- Too Good To Be True – if any investment ‘opportunity’ seems too good to be true, it probably is a trap. Please note that the possibility of huge returns involves high risks.
- Rapidly surging account values – previews of investment accounts that are rapidly increasing in value and offering massive returns are mostly fake. That is a tactic that criminals use to attract investors with the prospect of huge wealth.
- Fake Testimonials – never rely only on testimonials in making an investment decision. These criminals at times pay people to tout investments on social media or in a video. They pay actors who pose as ordinary people turned millionaires, social media influencers, and celebrities.
The SEC’s Division of Enforcement’s Retail Strategy Task Force (RSTF) and Office of Investor Education and Advocacy (OIEA) also advise that investors need to validate that the people and companies offering an investment in securities are registered and fully licensed before handing over money to them.
Before investing any money, authenticate that the people and companies that offer investments in securities are licensed using Investor.gov. The SEC also mentioned BitConnect’s $2-billion crypto scams that resulted in massive losses for the retail investors. The alert stated:
“The platform allegedly paid investor withdrawals out of incoming investor funds and did not trade investors’ Bitcoin consistent with its representations, leading the platform to collapse and investors to lose massive amounts of money.”
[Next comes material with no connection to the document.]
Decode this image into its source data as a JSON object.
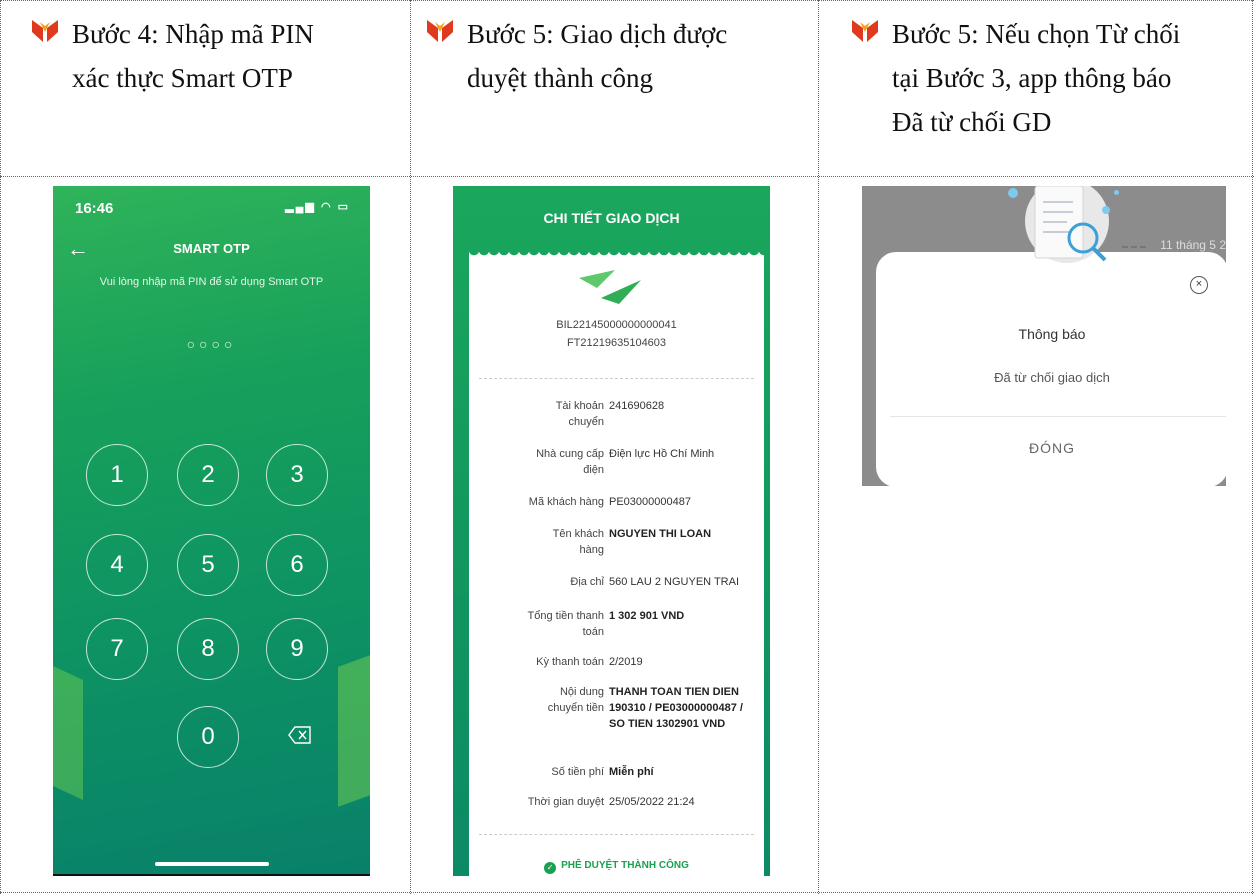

In the meantime, a selloff in cryptos widened on September 7, 2021, with bitcoin losing almost 10% while the smaller rival ether lost over 11%. BTC dropped from $52,000 to $43,000 but has since rebounded to trade around $47,000 currently.
Legal Defense And How To Avoid Crypto Scams
The cryptocurrency concept has taken the world by storm with Ethereum and Bitcoin leading the way. Bitcoin has recorded massive gains since its launch in 2009 such that the term has become synonymous with the term ‘cryptocurrency.’
Currently, crypto adoption seems to be penetrating the entire world with El Salvador recently recognizing bitcoin as legal tender. Cryptos have become popular since they are decentralized, speedy transactions, avoidance of banking fees, and high level of confidentiality when compared to traditional transaction models.
Blockchain technology has added smart contract functionalities that are projected to be revolutionary. Despite the allure that comes with cryptos, various core legal issues need to be understood to ensure that investors do not find themselves in crypto scams.
Cryptocurrencies Are Not Regulated Securities
Cryptos aim to decentralize the financial world. Thus, they are not considered conventional currencies that are issued by central banks with firm checks and balances integrated. But, crypto is supplied as a crypto stock on different exchanges and does not constitute ‘listed securities’.
These digital currencies are meant to offer most of the functions that fiat currencies provide. But, they are not insured or backed by any government or monetary authority. Some countries in Central America, led by El Salvador are recognizing bitcoin and other cryptos as legal tender.
Due Diligence Is Important
Criminals are striving relentlessly aiming to lure people to invest in crypto scams. Recently, there was major hype on buying in on ‘Dubai Crypto Currency’ that turned out to be a scam. The Dubai government reacted quickly and issued statements warning the public to be wary of the false information being circulated.
Also, the UAE central bank reaffirmed that it does not accept or acknowledge crypto in the UAE. The bank insisted that the only recognized legal tender remains to be the UAE Dirham. When looking for crypto investment opportunities, go for the exchanges that are regulated and recognized in your jurisdiction.
Check the licenses and regulatory approval from the Financial Services Regulatory Authority and other regulators to avoid falling prey to crypto scams.